    “We all know the facility is showing signs of aging, and the costs associated with expansion were deemed to be quite high due to the likelihood of having to bring the entire building up to current building codes,” she said.

    A parcel of land was located in the Dawson’s Landing outline plan, and 20 acres were dedicated to a future recreation area.

    The Dawson’s Landing outline plan also indicated that the timing of the recreation area development would be guided by future studies, such as a master recreation plan, recreation feasibility study, and an open spaces plan.

    “The BridgePort gateway site was selected by council as the preferred location as it could serve as a welcoming gateway on our western boundary and can be symbolic of the first-ever urban to the urban boundary in the Calgary region,” Russell said.

    “There’s more land available to accommodate future facility additions, and less traffic impact on residential neighbourhoods,” she said.

    The first phase of the project would include a field house and community centre, while three ice surfaces and a pool would be implemented at later phases.

    Work is now underway to evaluate the viability of the site and the facility concept.

    “We are still very much in the preplanning stage of finalizing a vision, a concept, selecting the time, and identifying funding sources,” Russell said.

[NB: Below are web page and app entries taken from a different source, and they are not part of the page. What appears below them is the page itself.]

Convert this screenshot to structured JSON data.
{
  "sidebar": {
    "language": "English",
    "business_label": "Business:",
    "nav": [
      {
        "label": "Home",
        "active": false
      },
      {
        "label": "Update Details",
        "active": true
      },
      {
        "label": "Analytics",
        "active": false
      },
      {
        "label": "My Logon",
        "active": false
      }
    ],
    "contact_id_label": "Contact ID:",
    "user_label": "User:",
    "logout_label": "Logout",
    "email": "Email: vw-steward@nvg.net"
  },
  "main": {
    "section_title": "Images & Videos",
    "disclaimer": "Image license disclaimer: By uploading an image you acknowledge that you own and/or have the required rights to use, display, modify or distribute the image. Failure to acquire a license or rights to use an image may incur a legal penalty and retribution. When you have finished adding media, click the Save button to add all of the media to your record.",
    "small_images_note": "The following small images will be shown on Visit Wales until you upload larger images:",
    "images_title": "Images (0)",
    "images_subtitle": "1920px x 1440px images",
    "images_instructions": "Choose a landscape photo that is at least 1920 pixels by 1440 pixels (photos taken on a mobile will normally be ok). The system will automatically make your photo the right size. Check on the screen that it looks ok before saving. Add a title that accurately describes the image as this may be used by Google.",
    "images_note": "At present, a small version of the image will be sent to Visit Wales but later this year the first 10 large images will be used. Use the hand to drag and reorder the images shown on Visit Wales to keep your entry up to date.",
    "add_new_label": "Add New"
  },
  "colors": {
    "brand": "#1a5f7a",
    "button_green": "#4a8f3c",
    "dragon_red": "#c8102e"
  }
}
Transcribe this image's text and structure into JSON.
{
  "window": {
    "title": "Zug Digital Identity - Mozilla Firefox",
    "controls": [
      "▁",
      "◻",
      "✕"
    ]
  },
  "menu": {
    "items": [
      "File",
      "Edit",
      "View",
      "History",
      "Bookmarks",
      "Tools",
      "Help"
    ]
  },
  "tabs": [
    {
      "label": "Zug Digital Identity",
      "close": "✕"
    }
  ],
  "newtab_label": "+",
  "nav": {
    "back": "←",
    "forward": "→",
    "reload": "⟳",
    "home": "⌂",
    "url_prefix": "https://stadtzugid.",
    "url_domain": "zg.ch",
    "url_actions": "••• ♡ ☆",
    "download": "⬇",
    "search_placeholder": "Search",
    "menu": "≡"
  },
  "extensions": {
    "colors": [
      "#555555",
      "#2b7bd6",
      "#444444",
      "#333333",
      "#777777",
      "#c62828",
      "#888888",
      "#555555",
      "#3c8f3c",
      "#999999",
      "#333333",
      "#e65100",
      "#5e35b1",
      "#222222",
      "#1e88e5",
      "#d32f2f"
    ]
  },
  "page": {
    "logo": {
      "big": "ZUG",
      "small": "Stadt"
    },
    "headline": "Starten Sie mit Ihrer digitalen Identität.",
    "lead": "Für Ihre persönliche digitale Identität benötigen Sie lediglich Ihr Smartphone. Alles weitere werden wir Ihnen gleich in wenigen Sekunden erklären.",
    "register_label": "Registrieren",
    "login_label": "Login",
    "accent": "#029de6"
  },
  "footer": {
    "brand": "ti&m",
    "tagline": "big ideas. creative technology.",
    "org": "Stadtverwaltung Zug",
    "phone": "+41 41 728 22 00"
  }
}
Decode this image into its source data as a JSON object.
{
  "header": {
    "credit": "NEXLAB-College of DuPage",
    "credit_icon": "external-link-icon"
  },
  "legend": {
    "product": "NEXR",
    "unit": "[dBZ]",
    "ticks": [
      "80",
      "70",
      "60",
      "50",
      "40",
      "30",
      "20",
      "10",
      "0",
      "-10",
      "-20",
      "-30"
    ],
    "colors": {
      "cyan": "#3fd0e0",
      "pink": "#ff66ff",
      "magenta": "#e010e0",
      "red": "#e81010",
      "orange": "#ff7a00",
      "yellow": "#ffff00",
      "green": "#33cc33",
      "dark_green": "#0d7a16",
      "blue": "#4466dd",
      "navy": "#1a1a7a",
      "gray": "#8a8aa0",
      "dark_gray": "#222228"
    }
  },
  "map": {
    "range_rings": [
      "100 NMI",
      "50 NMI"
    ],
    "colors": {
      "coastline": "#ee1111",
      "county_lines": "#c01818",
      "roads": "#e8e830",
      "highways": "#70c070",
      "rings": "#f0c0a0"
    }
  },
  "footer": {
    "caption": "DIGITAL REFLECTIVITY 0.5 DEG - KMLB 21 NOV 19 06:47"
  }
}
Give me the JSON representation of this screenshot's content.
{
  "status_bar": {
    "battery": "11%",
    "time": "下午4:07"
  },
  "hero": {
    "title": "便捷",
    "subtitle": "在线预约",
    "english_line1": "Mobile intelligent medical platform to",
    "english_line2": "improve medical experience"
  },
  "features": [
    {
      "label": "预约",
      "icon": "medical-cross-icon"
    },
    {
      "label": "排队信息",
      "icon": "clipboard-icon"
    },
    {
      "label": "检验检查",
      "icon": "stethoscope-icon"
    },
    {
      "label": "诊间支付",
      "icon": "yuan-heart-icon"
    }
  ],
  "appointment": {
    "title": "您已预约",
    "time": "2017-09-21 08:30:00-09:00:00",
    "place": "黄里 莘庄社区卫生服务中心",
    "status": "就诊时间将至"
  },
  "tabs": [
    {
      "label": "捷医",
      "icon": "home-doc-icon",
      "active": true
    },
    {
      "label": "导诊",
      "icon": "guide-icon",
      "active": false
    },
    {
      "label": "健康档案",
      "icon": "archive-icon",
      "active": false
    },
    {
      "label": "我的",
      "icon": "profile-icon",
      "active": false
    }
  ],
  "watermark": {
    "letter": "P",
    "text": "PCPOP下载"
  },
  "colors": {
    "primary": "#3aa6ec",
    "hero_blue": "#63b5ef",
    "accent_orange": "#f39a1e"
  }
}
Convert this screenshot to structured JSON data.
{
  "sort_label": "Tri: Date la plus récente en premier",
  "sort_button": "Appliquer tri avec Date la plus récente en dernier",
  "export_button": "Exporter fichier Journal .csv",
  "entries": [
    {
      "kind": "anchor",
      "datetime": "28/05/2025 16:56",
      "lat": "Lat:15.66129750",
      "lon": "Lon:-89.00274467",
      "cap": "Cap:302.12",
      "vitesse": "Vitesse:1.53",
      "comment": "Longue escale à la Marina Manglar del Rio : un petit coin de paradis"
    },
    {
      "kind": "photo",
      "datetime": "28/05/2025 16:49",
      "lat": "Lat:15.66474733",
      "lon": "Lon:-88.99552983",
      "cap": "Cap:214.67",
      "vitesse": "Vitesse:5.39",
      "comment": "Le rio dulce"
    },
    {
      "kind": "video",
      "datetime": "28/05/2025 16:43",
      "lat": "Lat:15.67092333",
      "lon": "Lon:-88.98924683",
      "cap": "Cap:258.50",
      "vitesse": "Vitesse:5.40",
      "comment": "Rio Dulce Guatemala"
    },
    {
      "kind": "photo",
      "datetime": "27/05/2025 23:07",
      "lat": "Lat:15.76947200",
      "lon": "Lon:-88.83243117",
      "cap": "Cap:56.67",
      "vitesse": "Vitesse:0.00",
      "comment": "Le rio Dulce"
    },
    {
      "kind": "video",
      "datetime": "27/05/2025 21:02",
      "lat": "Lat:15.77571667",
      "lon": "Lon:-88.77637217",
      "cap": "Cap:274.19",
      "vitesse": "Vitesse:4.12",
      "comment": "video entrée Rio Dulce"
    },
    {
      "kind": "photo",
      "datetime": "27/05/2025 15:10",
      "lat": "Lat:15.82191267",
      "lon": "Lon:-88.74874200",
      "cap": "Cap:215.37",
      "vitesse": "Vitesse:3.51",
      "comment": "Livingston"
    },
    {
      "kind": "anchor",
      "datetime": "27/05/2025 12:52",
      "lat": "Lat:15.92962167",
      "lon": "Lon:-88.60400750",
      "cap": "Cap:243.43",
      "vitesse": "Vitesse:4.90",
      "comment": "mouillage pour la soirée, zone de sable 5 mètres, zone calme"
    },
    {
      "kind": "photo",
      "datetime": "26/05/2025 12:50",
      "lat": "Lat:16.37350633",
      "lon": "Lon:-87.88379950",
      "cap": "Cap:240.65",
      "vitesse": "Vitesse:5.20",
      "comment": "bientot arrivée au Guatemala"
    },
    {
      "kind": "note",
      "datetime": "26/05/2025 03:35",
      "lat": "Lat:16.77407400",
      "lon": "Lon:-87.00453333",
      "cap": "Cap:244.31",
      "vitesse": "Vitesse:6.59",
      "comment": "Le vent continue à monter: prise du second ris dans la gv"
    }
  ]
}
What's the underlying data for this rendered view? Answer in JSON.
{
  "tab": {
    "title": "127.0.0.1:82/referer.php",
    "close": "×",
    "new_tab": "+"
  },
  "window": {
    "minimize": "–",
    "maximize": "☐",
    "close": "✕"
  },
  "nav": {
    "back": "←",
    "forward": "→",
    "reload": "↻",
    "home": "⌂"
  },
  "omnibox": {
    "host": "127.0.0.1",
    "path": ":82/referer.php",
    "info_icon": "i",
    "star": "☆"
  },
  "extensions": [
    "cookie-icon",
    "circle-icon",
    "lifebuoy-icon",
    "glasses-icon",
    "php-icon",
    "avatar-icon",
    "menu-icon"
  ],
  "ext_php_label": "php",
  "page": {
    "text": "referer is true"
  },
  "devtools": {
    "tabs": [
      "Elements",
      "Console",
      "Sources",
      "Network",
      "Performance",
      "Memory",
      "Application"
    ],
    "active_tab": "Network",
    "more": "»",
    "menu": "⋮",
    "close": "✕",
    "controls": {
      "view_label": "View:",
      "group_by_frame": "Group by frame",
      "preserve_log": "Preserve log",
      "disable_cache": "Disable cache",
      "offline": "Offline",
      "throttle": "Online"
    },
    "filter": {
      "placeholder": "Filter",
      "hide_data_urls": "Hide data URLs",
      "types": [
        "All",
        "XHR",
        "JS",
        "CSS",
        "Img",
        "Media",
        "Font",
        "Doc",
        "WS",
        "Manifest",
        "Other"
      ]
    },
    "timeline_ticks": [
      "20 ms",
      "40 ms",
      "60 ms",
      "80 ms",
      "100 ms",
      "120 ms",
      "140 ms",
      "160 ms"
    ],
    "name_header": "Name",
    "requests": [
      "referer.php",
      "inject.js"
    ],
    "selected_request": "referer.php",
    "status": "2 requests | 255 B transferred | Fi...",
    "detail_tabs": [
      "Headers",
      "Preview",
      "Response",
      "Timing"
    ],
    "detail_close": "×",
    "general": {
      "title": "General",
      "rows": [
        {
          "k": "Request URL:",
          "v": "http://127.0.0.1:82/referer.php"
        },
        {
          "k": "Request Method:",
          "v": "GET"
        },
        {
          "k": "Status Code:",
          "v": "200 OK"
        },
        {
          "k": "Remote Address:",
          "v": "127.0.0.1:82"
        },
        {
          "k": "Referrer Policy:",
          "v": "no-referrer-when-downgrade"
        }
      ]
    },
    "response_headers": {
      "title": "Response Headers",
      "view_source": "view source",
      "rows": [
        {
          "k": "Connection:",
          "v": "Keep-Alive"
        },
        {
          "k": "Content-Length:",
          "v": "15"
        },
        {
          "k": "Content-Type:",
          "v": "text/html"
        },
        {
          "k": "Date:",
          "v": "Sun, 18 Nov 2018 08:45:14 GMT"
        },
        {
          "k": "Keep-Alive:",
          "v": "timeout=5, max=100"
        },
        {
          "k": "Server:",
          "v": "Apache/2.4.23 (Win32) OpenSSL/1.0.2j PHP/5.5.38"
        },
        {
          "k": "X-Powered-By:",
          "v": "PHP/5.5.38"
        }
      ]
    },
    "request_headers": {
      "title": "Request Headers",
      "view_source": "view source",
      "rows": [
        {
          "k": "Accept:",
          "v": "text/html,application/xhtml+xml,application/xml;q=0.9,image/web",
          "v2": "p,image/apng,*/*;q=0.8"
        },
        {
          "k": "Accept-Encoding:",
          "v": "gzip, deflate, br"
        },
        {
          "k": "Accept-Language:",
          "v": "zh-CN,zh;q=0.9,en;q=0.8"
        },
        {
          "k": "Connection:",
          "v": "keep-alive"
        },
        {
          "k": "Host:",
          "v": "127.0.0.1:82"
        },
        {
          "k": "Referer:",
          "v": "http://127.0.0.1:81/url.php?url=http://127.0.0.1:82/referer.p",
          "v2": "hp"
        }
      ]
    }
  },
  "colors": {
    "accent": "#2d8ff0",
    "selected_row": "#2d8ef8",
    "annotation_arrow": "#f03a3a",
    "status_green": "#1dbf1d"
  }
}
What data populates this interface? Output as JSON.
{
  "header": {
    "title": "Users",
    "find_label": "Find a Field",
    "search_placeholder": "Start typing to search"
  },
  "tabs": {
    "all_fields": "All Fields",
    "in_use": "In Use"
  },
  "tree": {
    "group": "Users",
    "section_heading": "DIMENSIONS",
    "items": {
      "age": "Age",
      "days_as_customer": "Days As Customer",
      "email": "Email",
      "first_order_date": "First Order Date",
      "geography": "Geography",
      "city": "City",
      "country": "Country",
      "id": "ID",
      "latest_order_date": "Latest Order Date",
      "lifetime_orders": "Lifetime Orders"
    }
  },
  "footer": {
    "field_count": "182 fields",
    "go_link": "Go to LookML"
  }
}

    To ensure the viability of a potential site three components must be evaluated, including transportation, water and sewer, and storm.

    “In order to make a piece of land viable that servicing needs to be in place,” said the Director of Community Growth and Infrastructure, John Popoff. 

    “As we obtain new information, we refine the concept. We are coming closer to a favourable option for the community, the municipality, the developer, and the landowner,” he said.

    Adding, “We’re working with councils’ vision, and through a site design concept we’re going to be designing a prototype, evaluating that prototype, asking if that’s the appropriate prototype, and consulting the community if that is the configuration of a building and function they want to move forward into the future.”